Looks: Tomatillo's operating model is just like Chipotle. The menu has the same options: burritos, soft tacos, chips and salsa and salads. You can get beer and wine but no margaritas. The tables are brushed metal with high stools and the decor is reminiscent with framed photos of latin america and an open kitchen. Very clean and nice. They play "lounge" music and they deliver.

Advantage: Tomatillo - the lack of margaritas is made up for by the fact that you can get it delivered to your house.

My meal:  I had a dos equis beer, chips and salsa and guacamole and a chicken fajita burrito.

The meat:
Now the best thing about Chipotle is their chicken. Their chicken is marinated in crack cocaine and is delicious - its salty and a bit spicy but not overwhelmingly tasting of one thing or another. its still a bit fatty but tender and juicy. I ate this chicken almost every day for two years.  At Tomatillo, there appeared to be cinammon in the marinade for the chicken in the chicken fajita burrito I had.  While I didn't mind it, it just added a "what's that flavor" to the chicken that I wasn't expecting. They claim its marinated in an adobo marinade.
Advantage: Chipotle

The burrito:
It was double wrapped in paper and tinfoil which helped because it was messy. It had beans, rice, meat, and veggies in there. I saw big roasted red peppers.  At Chipotle, the other thing I really like is that they use romaine lettuce instead of iceberg (although they are always super stingy with how much they give you) but I couldn't really tell what lettuce was in my Tomatillo burrito. I suspect it was iceberg.  The black beans were more soupy and less whole pure black beans than Chipotle and there was no option of pintos. but I like black beans so this was fine.
Advantage: Tied

The chips:
At Tomatillo ,the chips were actually made there on premises and crispy - tortilla chips are the biggest problems in the Netherlands... these were good but not salty enough. I love the Chipotle chips becaus they are thin and crispy and served in a paper bag.

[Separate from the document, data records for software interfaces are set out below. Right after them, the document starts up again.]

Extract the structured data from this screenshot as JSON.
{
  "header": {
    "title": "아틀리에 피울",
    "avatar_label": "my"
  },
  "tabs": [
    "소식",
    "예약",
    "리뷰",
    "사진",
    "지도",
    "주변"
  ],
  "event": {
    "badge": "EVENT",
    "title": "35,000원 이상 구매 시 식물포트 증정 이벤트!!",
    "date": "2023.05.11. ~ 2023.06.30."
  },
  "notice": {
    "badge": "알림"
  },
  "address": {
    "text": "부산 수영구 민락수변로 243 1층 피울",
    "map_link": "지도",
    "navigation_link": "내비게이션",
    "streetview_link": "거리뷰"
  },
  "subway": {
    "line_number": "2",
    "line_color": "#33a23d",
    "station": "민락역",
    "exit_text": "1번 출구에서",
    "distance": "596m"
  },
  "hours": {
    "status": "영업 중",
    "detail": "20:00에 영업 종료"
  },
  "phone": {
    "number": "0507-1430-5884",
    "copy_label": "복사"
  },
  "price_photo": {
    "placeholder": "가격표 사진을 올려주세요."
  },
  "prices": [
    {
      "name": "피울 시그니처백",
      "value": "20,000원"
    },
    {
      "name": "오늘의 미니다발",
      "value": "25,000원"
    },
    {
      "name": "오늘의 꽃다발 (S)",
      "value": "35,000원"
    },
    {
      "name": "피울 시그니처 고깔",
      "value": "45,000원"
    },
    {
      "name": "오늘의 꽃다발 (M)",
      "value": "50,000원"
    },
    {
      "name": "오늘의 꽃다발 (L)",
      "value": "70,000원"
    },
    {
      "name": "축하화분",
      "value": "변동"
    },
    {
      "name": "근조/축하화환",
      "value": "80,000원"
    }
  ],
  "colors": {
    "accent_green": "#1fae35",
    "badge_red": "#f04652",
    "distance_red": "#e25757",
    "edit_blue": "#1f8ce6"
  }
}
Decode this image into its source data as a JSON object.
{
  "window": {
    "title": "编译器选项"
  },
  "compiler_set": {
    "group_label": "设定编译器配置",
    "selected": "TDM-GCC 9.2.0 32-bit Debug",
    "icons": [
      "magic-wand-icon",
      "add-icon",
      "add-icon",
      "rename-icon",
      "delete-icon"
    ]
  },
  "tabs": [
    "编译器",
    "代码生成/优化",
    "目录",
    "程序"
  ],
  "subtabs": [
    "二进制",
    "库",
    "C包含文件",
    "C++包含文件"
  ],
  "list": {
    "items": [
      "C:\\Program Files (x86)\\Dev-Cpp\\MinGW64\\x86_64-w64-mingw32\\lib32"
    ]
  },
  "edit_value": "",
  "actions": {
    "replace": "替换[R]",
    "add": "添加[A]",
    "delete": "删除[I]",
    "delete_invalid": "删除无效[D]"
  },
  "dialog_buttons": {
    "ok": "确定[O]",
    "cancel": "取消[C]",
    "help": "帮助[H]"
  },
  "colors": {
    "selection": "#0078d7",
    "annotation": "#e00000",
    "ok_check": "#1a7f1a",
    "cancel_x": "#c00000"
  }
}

Advantage: Tied

The Guacamole:
The Guacamole had too much lime in it and not enough chunks of Avocado. And it was WAY too expensive for the amount I got. At Chipotle, you get a giant scoop for 1.50 and I paid for a little to go souffle cup for 3.50 euros. but it was pretty good compared to most guac here.

Advantage: Chipotle

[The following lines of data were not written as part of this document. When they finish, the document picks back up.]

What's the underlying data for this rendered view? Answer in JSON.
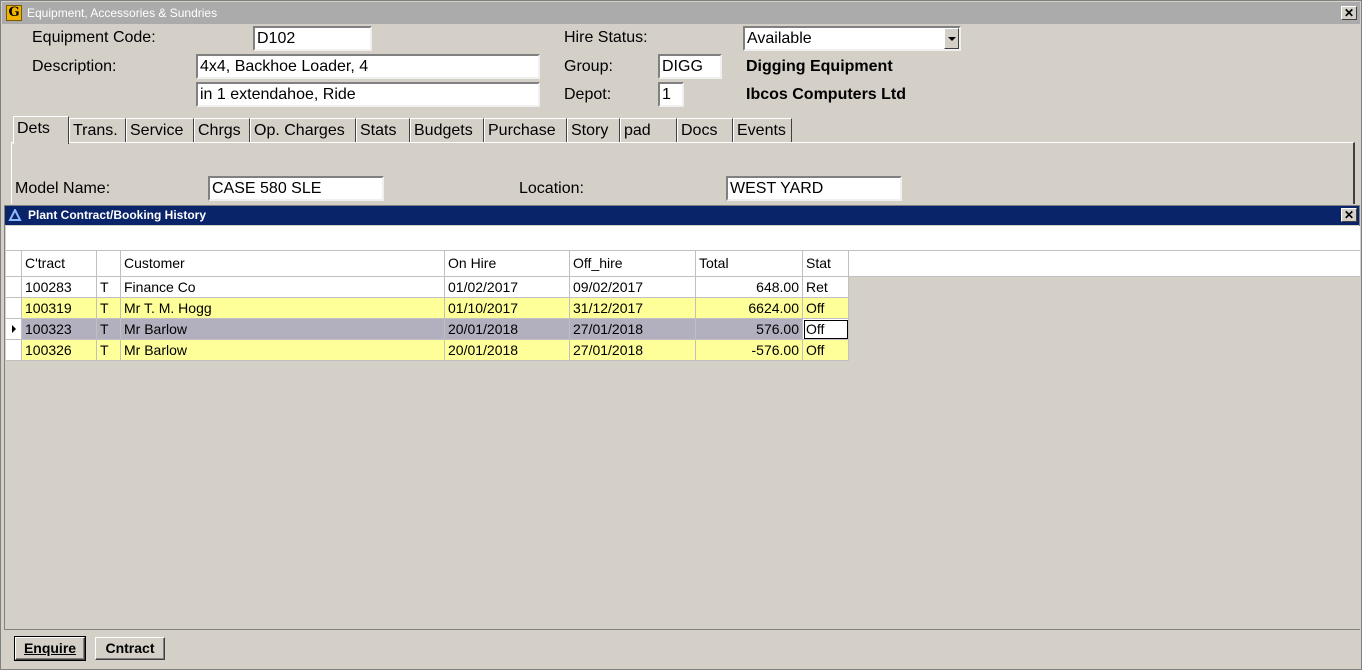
{
  "window": {
    "title": "Equipment, Accessories & Sundries",
    "icon": "G"
  },
  "header": {
    "equipment_code_label": "Equipment Code:",
    "equipment_code": "D102",
    "description_label": "Description:",
    "description_line1": "4x4, Backhoe Loader, 4",
    "description_line2": "in 1 extendahoe, Ride",
    "hire_status_label": "Hire Status:",
    "hire_status": "Available",
    "group_label": "Group:",
    "group_code": "DIGG",
    "group_name": "Digging Equipment",
    "depot_label": "Depot:",
    "depot_code": "1",
    "depot_name": "Ibcos Computers Ltd"
  },
  "tabs": [
    "Dets",
    "Trans.",
    "Service",
    "Chrgs",
    "Op. Charges",
    "Stats",
    "Budgets",
    "Purchase",
    "Story",
    "pad",
    "Docs",
    "Events"
  ],
  "details": {
    "model_name_label": "Model Name:",
    "model_name": "CASE 580 SLE",
    "location_label": "Location:",
    "location": "WEST YARD"
  },
  "history": {
    "title": "Plant Contract/Booking History",
    "columns": [
      "C'tract",
      "",
      "Customer",
      "On Hire",
      "Off_hire",
      "Total",
      "Stat"
    ],
    "rows": [
      {
        "contract": "100283",
        "type": "T",
        "customer": "Finance Co",
        "on_hire": "01/02/2017",
        "off_hire": "09/02/2017",
        "total": "648.00",
        "stat": "Ret"
      },
      {
        "contract": "100319",
        "type": "T",
        "customer": "Mr T. M. Hogg",
        "on_hire": "01/10/2017",
        "off_hire": "31/12/2017",
        "total": "6624.00",
        "stat": "Off"
      },
      {
        "contract": "100323",
        "type": "T",
        "customer": "Mr Barlow",
        "on_hire": "20/01/2018",
        "off_hire": "27/01/2018",
        "total": "576.00",
        "stat": "Off"
      },
      {
        "contract": "100326",
        "type": "T",
        "customer": "Mr Barlow",
        "on_hire": "20/01/2018",
        "off_hire": "27/01/2018",
        "total": "-576.00",
        "stat": "Off"
      }
    ]
  },
  "buttons": {
    "enquire": "Enquire",
    "contract": "Cntract"
  },
  "colors": {
    "row_yellow": "#ffff99",
    "row_selected": "#b2b0bf",
    "subwindow_title": "#0a246a"
  }
}
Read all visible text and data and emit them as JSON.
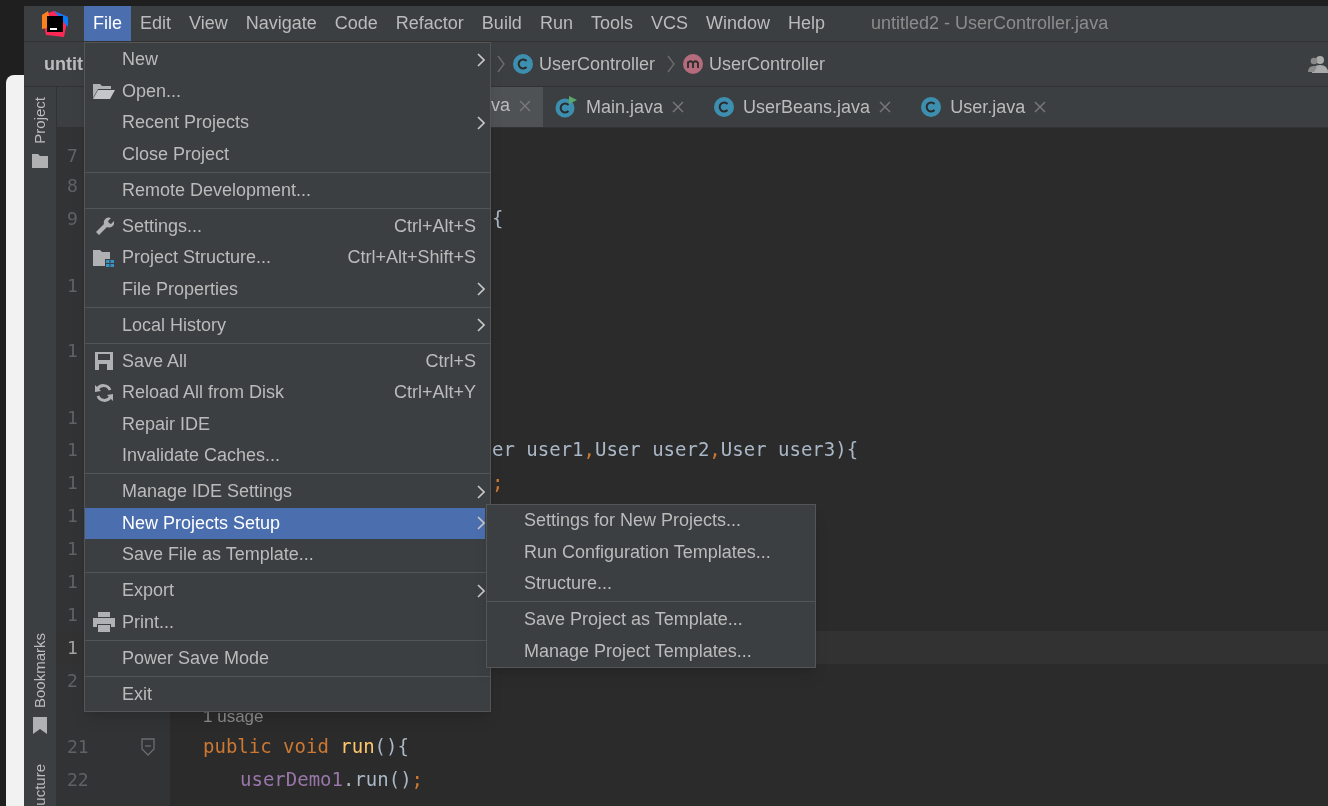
{
  "menu_bar": {
    "items": [
      {
        "label": "File",
        "selected": true
      },
      {
        "label": "Edit",
        "selected": false
      },
      {
        "label": "View",
        "selected": false
      },
      {
        "label": "Navigate",
        "selected": false
      },
      {
        "label": "Code",
        "selected": false
      },
      {
        "label": "Refactor",
        "selected": false
      },
      {
        "label": "Build",
        "selected": false
      },
      {
        "label": "Run",
        "selected": false
      },
      {
        "label": "Tools",
        "selected": false
      },
      {
        "label": "VCS",
        "selected": false
      },
      {
        "label": "Window",
        "selected": false
      },
      {
        "label": "Help",
        "selected": false
      }
    ],
    "title": "untitled2 - UserController.java"
  },
  "navigation_bar": {
    "project": "untit",
    "breadcrumbs": [
      {
        "kind": "class",
        "label": "UserController"
      },
      {
        "kind": "method",
        "label": "UserController"
      }
    ]
  },
  "tool_window_bar": {
    "top": [
      {
        "label": "Project"
      }
    ],
    "bottom": [
      {
        "label": "Bookmarks"
      },
      {
        "label": "ucture"
      }
    ]
  },
  "editor_tabs": {
    "tabs": [
      {
        "kind": "clipped",
        "label": "va",
        "selected": true
      },
      {
        "kind": "main",
        "label": "Main.java",
        "selected": false
      },
      {
        "kind": "class",
        "label": "UserBeans.java",
        "selected": false
      },
      {
        "kind": "class",
        "label": "User.java",
        "selected": false
      }
    ]
  },
  "editor": {
    "lines": [
      {
        "kind": "code",
        "number": "7",
        "current": false
      },
      {
        "kind": "code",
        "number": "8",
        "current": false
      },
      {
        "kind": "code",
        "number": "9",
        "current": false,
        "clipped": true,
        "tokens": [
          {
            "kind": "plain",
            "text": "{"
          }
        ]
      },
      {
        "kind": "code",
        "number": "1",
        "current": false
      },
      {
        "kind": "code",
        "number": "1",
        "current": false
      },
      {
        "kind": "code",
        "number": "1",
        "current": false
      },
      {
        "kind": "code",
        "number": "1",
        "current": false,
        "clipped": true,
        "tokens": [
          {
            "kind": "plain",
            "text": "er user1"
          },
          {
            "kind": "punct",
            "text": ","
          },
          {
            "kind": "plain",
            "text": "User user2"
          },
          {
            "kind": "punct",
            "text": ","
          },
          {
            "kind": "plain",
            "text": "User user3){"
          }
        ]
      },
      {
        "kind": "code",
        "number": "1",
        "current": false,
        "clipped": true,
        "tokens": [
          {
            "kind": "punct",
            "text": ";"
          }
        ]
      },
      {
        "kind": "code",
        "number": "1",
        "current": false
      },
      {
        "kind": "code",
        "number": "1",
        "current": false
      },
      {
        "kind": "code",
        "number": "1",
        "current": false
      },
      {
        "kind": "code",
        "number": "1",
        "current": false
      },
      {
        "kind": "code",
        "number": "1",
        "current": true
      },
      {
        "kind": "code",
        "number": "2",
        "current": false
      },
      {
        "kind": "hint",
        "text": "1 usage"
      },
      {
        "kind": "code",
        "number": "21",
        "current": false,
        "fold_marker": true,
        "tokens": [
          {
            "kind": "keyword",
            "text": "public "
          },
          {
            "kind": "keyword",
            "text": "void "
          },
          {
            "kind": "method",
            "text": "run"
          },
          {
            "kind": "plain",
            "text": "(){"
          }
        ],
        "children": [
          {
            "kind": "code",
            "number": "22",
            "current": false,
            "tokens": [
              {
                "kind": "field",
                "text": "userDemo1"
              },
              {
                "kind": "plain",
                "text": ".run()"
              },
              {
                "kind": "punct",
                "text": ";"
              }
            ]
          }
        ]
      }
    ]
  },
  "file_menu": {
    "groups": [
      [
        {
          "label": "New",
          "submenu": true,
          "selected": false
        },
        {
          "label": "Open...",
          "submenu": false,
          "selected": false
        },
        {
          "label": "Recent Projects",
          "submenu": true,
          "selected": false
        },
        {
          "label": "Close Project",
          "submenu": false,
          "selected": false
        }
      ],
      [
        {
          "label": "Remote Development...",
          "submenu": false,
          "selected": false
        }
      ],
      [
        {
          "label": "Settings...",
          "shortcut": "Ctrl+Alt+S",
          "submenu": false,
          "selected": false
        },
        {
          "label": "Project Structure...",
          "shortcut": "Ctrl+Alt+Shift+S",
          "submenu": false,
          "selected": false
        },
        {
          "label": "File Properties",
          "submenu": true,
          "selected": false
        }
      ],
      [
        {
          "label": "Local History",
          "submenu": true,
          "selected": false
        }
      ],
      [
        {
          "label": "Save All",
          "shortcut": "Ctrl+S",
          "submenu": false,
          "selected": false
        },
        {
          "label": "Reload All from Disk",
          "shortcut": "Ctrl+Alt+Y",
          "submenu": false,
          "selected": false
        },
        {
          "label": "Repair IDE",
          "submenu": false,
          "selected": false
        },
        {
          "label": "Invalidate Caches...",
          "submenu": false,
          "selected": false
        }
      ],
      [
        {
          "label": "Manage IDE Settings",
          "submenu": true,
          "selected": false
        },
        {
          "label": "New Projects Setup",
          "submenu": true,
          "selected": true
        },
        {
          "label": "Save File as Template...",
          "submenu": false,
          "selected": false
        }
      ],
      [
        {
          "label": "Export",
          "submenu": true,
          "selected": false
        },
        {
          "label": "Print...",
          "submenu": false,
          "selected": false
        }
      ],
      [
        {
          "label": "Power Save Mode",
          "submenu": false,
          "selected": false
        }
      ],
      [
        {
          "label": "Exit",
          "submenu": false,
          "selected": false
        }
      ]
    ]
  },
  "submenu": {
    "groups": [
      [
        {
          "label": "Settings for New Projects...",
          "selected": false
        },
        {
          "label": "Run Configuration Templates...",
          "selected": false
        },
        {
          "label": "Structure...",
          "selected": false
        }
      ],
      [
        {
          "label": "Save Project as Template...",
          "selected": false
        },
        {
          "label": "Manage Project Templates...",
          "selected": false
        }
      ]
    ]
  }
}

The beer:
They had a selection of Mexican beers - Dos Equis, Negro Modelo, and Corona and served it with a lime and without a glass, which I liked but they need to crank down the temperature of the cooler a bit since Mexican beer needs to be cold, in my opinion.

Advantage: Tied - the 'generic' alternative is Heineken at Tomatillo which is better than Bud.

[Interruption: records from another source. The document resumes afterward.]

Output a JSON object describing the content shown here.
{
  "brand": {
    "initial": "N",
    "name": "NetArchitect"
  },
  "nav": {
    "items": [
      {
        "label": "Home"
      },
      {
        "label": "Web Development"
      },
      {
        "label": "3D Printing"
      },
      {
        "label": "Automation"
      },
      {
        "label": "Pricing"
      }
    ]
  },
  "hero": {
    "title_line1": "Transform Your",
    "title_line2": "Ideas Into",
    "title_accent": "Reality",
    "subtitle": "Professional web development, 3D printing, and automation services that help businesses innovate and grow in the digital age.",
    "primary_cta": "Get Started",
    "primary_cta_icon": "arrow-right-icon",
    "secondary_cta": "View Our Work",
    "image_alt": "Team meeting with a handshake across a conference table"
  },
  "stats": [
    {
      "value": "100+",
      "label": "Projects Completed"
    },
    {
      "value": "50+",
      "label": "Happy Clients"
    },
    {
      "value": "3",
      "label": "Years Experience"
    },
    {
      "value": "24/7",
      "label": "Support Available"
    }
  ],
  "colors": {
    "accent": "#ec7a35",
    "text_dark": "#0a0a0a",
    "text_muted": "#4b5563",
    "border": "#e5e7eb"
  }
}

The Salsa:
Now, for the most important part....the salsas. I ordered the Chipotle medium spicy salsa and the Habanero extremely spicy salsa... on a scale of spicy from 1-10 with 1 being tomato sauce from a can and 10 being biting a habanero pepper in Jamaica, I would give the Chipotle medium spicy a 4 and the Habanaero a 5. I didn't consider either to be spicy. The chipotle wasn't even as spicy as Old El Paso spicy taco sauce.  And they pureed their salsas which I normally don't like but I noticed a lovely looking pico de gallo on the serving board so next time I go back, I might try that.

Advantage: Chipotle

Overall grade: For Amsterdam, this is the best Mexican (Tex-Mex) that I've had. But as far as "just like Chipotles" - I would give it a B-. But I'm now sufficiently intrigued about how authentic it can get to Los Pilones and try their margaritas.

1 comment:

Libby said...

Loved this post, Sarah. Make no mistake--the hunt for good Mexican food is a serious and wise pursuit. Good luck!
I've had two experiences with Mexican food in SC that blew me away and sent me to Heaven. One was thanks to our friend Cassandra--that woman knows how to make enchilada sauce like it was meant to be made. I still crave it and haven't had any success in duplicating it. The other---I once had the number of a Mexican woman who is basically the caretaker/nanny/chef/one woman dynamo for a family of Texas transplants (here in Columbia) and she made incredible tamales and enchiladas verdes and charged way less than she should have. I've since lost her number and don't know her last name. What a fool I am. There is no great Mexican food in Columbia otherwise--in spite of what you may have heard. But I'll keep looking.